◆ **PROBLEM TO WORK ON**
How many lines in these entries contain the string "Display"? Reply with the number alone.

Items from a dataset:
◆ ◆ ◆

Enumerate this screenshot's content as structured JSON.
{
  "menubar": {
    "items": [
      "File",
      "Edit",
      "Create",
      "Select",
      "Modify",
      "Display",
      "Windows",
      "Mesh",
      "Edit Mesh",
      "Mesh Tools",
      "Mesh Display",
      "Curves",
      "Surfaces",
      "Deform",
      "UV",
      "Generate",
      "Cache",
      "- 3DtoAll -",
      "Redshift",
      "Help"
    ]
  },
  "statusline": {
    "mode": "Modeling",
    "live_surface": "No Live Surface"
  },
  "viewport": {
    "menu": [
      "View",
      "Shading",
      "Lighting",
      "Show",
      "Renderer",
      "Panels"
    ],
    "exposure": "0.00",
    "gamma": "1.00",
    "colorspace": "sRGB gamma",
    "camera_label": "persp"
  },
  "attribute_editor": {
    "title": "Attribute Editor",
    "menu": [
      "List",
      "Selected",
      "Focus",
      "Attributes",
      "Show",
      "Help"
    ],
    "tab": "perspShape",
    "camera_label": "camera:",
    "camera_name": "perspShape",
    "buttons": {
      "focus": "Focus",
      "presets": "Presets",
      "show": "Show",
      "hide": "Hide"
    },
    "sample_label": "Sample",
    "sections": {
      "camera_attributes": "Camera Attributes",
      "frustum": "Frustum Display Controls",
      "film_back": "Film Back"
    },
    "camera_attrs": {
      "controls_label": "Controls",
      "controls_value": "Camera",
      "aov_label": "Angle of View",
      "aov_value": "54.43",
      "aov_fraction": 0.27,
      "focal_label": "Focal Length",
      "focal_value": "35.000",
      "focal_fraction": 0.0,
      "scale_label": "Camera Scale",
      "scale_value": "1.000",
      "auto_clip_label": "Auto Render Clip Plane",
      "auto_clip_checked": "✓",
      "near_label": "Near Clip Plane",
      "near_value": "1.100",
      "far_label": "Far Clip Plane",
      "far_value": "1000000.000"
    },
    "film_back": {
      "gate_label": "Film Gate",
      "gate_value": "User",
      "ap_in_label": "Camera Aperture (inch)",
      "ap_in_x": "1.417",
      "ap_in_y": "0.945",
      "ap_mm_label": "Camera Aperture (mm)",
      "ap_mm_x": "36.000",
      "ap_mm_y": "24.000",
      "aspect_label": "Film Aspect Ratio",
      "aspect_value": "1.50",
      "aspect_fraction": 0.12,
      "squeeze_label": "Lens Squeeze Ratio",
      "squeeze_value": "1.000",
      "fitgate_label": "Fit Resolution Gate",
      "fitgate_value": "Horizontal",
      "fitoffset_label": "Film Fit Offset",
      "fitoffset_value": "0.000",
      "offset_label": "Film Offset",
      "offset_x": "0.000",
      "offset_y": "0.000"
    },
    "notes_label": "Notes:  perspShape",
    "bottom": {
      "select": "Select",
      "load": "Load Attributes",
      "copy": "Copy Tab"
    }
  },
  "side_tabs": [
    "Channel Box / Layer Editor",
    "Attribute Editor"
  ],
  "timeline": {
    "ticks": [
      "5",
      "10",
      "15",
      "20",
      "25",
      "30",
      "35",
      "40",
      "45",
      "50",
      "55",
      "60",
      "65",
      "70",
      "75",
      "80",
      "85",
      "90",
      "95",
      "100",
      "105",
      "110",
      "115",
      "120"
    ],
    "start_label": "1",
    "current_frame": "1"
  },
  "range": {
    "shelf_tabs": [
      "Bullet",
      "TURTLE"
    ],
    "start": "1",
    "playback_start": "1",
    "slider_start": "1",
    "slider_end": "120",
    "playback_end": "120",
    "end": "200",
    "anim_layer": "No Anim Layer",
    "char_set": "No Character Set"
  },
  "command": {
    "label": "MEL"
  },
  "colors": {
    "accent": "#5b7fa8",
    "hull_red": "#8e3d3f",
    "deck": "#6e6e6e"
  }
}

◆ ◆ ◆

◆ **EXERCISE OUTPUT**
3